On Dec. 26, 2000, the OU released a summary of a report issued by a commission it established to investigate the matter. The following is a short excerpt of the 54-page summary:
The OU/NCSY Culture Contributed to the Leadership's Failures.
The commission believes and has explained in greater detail in the report that the profound misjudgments made by some in the OU and NCSY leadership in theirhandling of Lanner resulted in part from a culture prevalent within the OU and NCSYthat was--and still is--too focused on certain aspects of its mission and inattentive tothe development of serious, professional management.
Among these cultural weaknesses in management were:
Additionally, the many witnesses who spoke to the commission andwhose testimony is discussed in the report indicated that the OU and NCSY failed tofoster an environment in which students and advisors felt free to report misconductwithout suffering retribution and failed to have in place appropriate reportingmechanisms and processes. There was a widespread perception that complaints would bedisregarded or that the person making the complaint would be subjected to scorn andeven banishment from NCSY.
Regardless of the accuracy of these views, theCommission finds that the leadership of the OU and NCSY did nothing to create theopposite impression among NCSYers: first, that there was someone who could becontacted; second, that complaints would be handled seriously and sensitively; and third,that they would not suffer retribution. To the extent that members of the leadership of theOU and NCSY did not know of the serious physical sexual abuse by Lanner, they bearresponsibility for not creating a climate that would encourage a teenager to make themaware of such conduct.

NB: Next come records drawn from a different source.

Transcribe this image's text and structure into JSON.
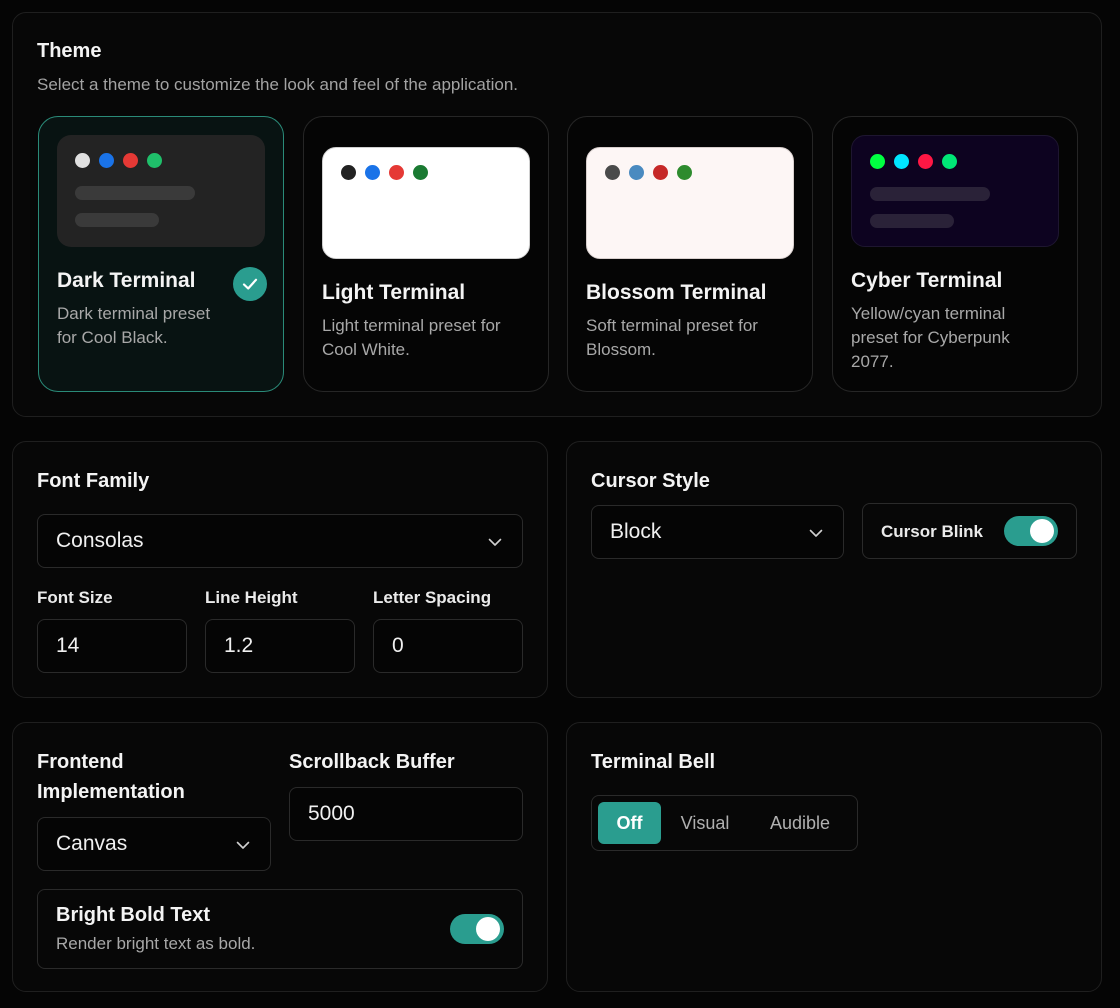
{
  "theme": {
    "title": "Theme",
    "subtitle": "Select a theme to customize the look and feel of the application.",
    "cards": [
      {
        "name": "Dark Terminal",
        "description": "Dark terminal preset for Cool Black.",
        "selected": true,
        "preview_bg": "#232323",
        "dots": [
          "#e0e0e0",
          "#1a73e8",
          "#e53935",
          "#1fbf6a"
        ],
        "bar_color": "#3a3a3a"
      },
      {
        "name": "Light Terminal",
        "description": "Light terminal preset for Cool White.",
        "selected": false,
        "preview_bg": "#ffffff",
        "dots": [
          "#222222",
          "#1a73e8",
          "#e53935",
          "#1a7a32"
        ],
        "bar_color": "#ffffff"
      },
      {
        "name": "Blossom Terminal",
        "description": "Soft terminal preset for Blossom.",
        "selected": false,
        "preview_bg": "#fdf6f5",
        "dots": [
          "#4a4a4a",
          "#4a8ac0",
          "#c62828",
          "#2e8b2e"
        ],
        "bar_color": "#fdf6f5"
      },
      {
        "name": "Cyber Terminal",
        "description": "Yellow/cyan terminal preset for Cyberpunk 2077.",
        "selected": false,
        "preview_bg": "#0d0320",
        "dots": [
          "#00ff41",
          "#00e5ff",
          "#ff1744",
          "#00e676"
        ],
        "bar_color": "#2a2238"
      }
    ]
  },
  "font": {
    "family_label": "Font Family",
    "family_value": "Consolas",
    "size_label": "Font Size",
    "size_value": "14",
    "line_height_label": "Line Height",
    "line_height_value": "1.2",
    "letter_spacing_label": "Letter Spacing",
    "letter_spacing_value": "0"
  },
  "cursor": {
    "style_label": "Cursor Style",
    "style_value": "Block",
    "blink_label": "Cursor Blink",
    "blink_on": true
  },
  "frontend": {
    "impl_label": "Frontend Implementation",
    "impl_value": "Canvas",
    "scrollback_label": "Scrollback Buffer",
    "scrollback_value": "5000",
    "bold_title": "Bright Bold Text",
    "bold_desc": "Render bright text as bold.",
    "bold_on": true
  },
  "bell": {
    "label": "Terminal Bell",
    "options": [
      "Off",
      "Visual",
      "Audible"
    ],
    "selected": "Off"
  },
  "colors": {
    "accent": "#2a9d8f"
  }
}
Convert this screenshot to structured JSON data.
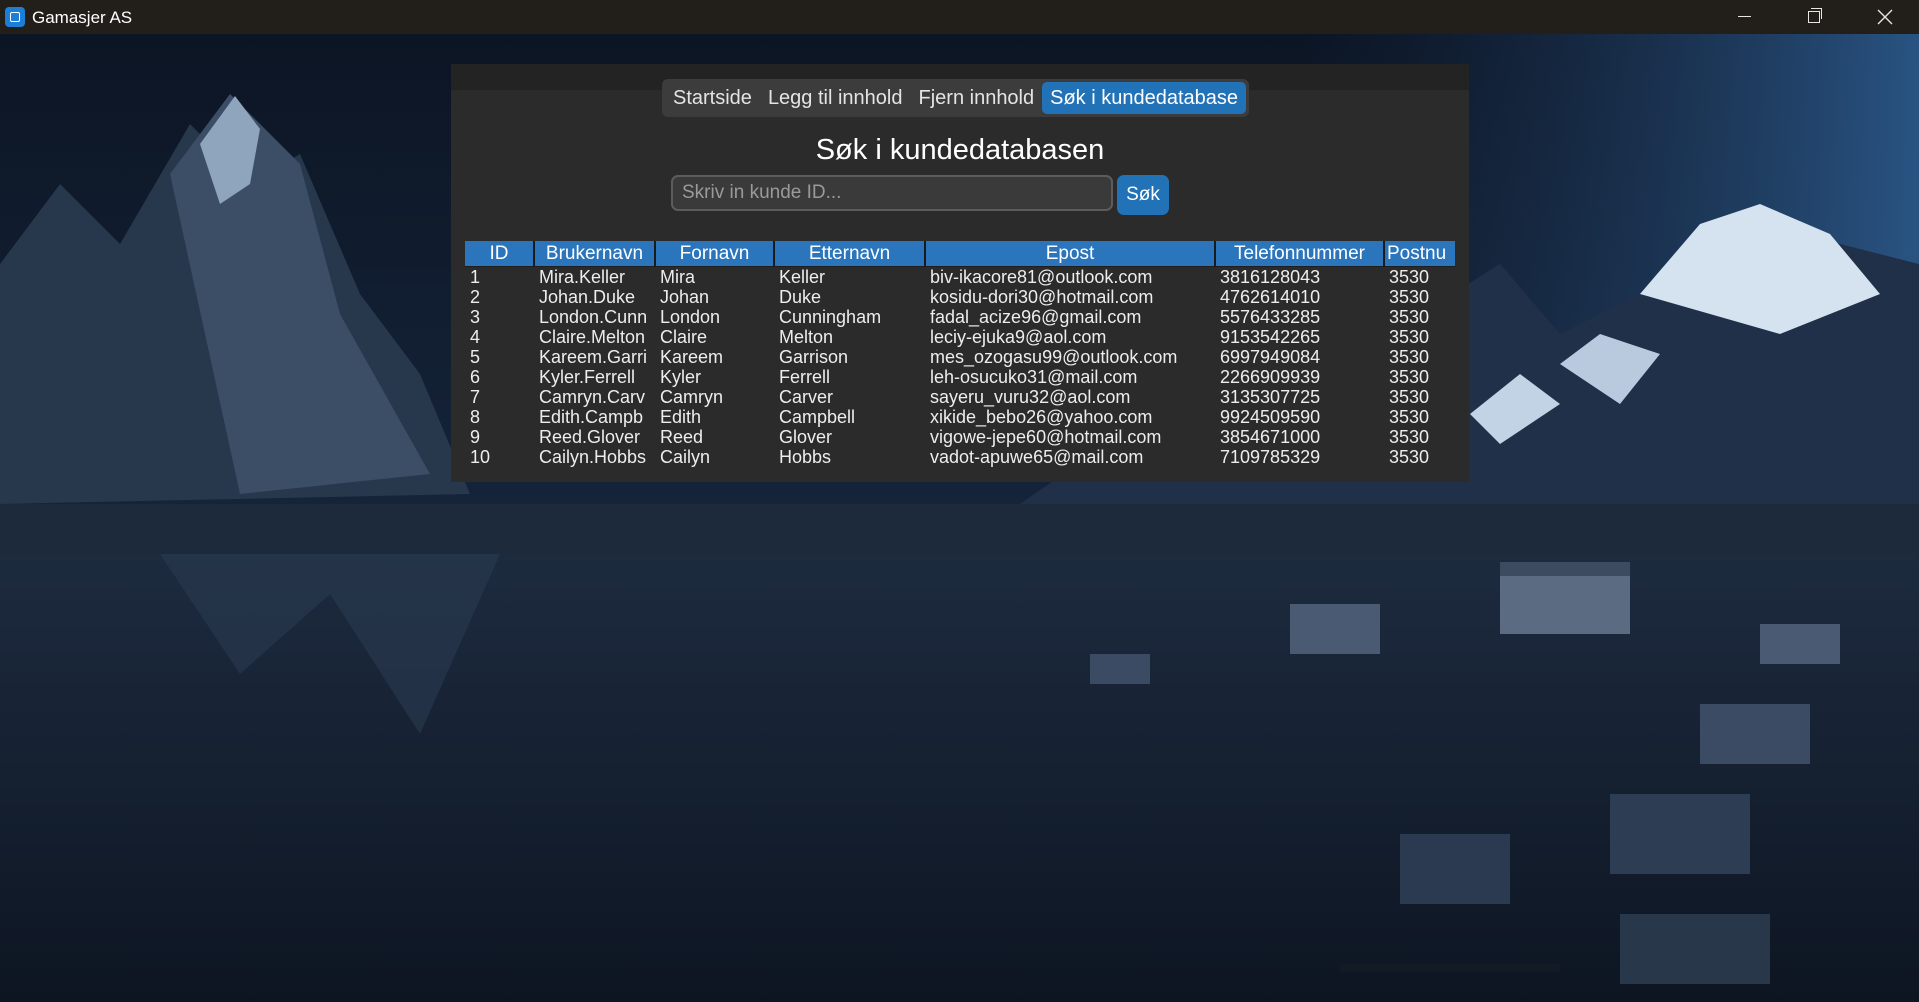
{
  "window": {
    "title": "Gamasjer AS"
  },
  "icons": {
    "app": "app-icon",
    "minimize": "minimize-icon",
    "maximize": "maximize-icon",
    "close": "close-icon"
  },
  "colors": {
    "accent": "#2272b8",
    "panel_bg": "#2b2b2b",
    "titlebar_bg": "#221f1b"
  },
  "nav": {
    "tabs": [
      {
        "label": "Startside",
        "active": false
      },
      {
        "label": "Legg til innhold",
        "active": false
      },
      {
        "label": "Fjern innhold",
        "active": false
      },
      {
        "label": "Søk i kundedatabase",
        "active": true
      }
    ]
  },
  "page": {
    "title": "Søk i kundedatabasen"
  },
  "search": {
    "placeholder": "Skriv in kunde ID...",
    "value": "",
    "button_label": "Søk"
  },
  "table": {
    "columns": [
      "ID",
      "Brukernavn",
      "Fornavn",
      "Etternavn",
      "Epost",
      "Telefonnummer",
      "Postnu"
    ],
    "rows": [
      [
        "1",
        "Mira.Keller",
        "Mira",
        "Keller",
        "biv-ikacore81@outlook.com",
        "3816128043",
        "3530"
      ],
      [
        "2",
        "Johan.Duke",
        "Johan",
        "Duke",
        "kosidu-dori30@hotmail.com",
        "4762614010",
        "3530"
      ],
      [
        "3",
        "London.Cunn",
        "London",
        "Cunningham",
        "fadal_acize96@gmail.com",
        "5576433285",
        "3530"
      ],
      [
        "4",
        "Claire.Melton",
        "Claire",
        "Melton",
        "leciy-ejuka9@aol.com",
        "9153542265",
        "3530"
      ],
      [
        "5",
        "Kareem.Garri",
        "Kareem",
        "Garrison",
        "mes_ozogasu99@outlook.com",
        "6997949084",
        "3530"
      ],
      [
        "6",
        "Kyler.Ferrell",
        "Kyler",
        "Ferrell",
        "leh-osucuko31@mail.com",
        "2266909939",
        "3530"
      ],
      [
        "7",
        "Camryn.Carv",
        "Camryn",
        "Carver",
        "sayeru_vuru32@aol.com",
        "3135307725",
        "3530"
      ],
      [
        "8",
        "Edith.Campb",
        "Edith",
        "Campbell",
        "xikide_bebo26@yahoo.com",
        "9924509590",
        "3530"
      ],
      [
        "9",
        "Reed.Glover",
        "Reed",
        "Glover",
        "vigowe-jepe60@hotmail.com",
        "3854671000",
        "3530"
      ],
      [
        "10",
        "Cailyn.Hobbs",
        "Cailyn",
        "Hobbs",
        "vadot-apuwe65@mail.com",
        "7109785329",
        "3530"
      ]
    ]
  }
}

The Need for Reform within NCSY.
NCSY began in the early 1950'sas a small volunteer youth outreachprogram. By 1954,the chapters that had been forming throughout the United States werewoven by the OU into a national organization, the National Conference of SynagogueYouth. In the early days, the NCSY National Office was able to maintain significantOversight over the local chapters and regions. Over time, the regional leadershippositions gradually progressed from volunteer to paid part-time and, eventually, full-timestatus. The regions thus grew in both number and independence.
Collectively, NCSY has a professional staff ofover 150 individuals, including Regional Directors, supervisors, field workers, rabbis andteachers. Additionally, NCSY enlists the support of almost 2,000 part-time volunteeradvisors. Through the National Office and the Regions, NCSY runs over 750 majorevents annually in the United States, Canada and Israel.
The commission finds that NCSY's management structure has not kept upwith its tremendous growth over the years. The result is that NCSY has not beenoperated in the professional manner that would befit an organization of its size andpurpose. NCSY lacks an effective management structure; true lines of reporting;accountability and evaluation; effective training programs, financial controls; andpolicies and procedures governing critical issues. The Commission thus believes thatNCSY is in need of substantial reform on several fronts.
Set forth below are the commission's recommendations to the OrthodoxUnion. A few preliminary observations are in order: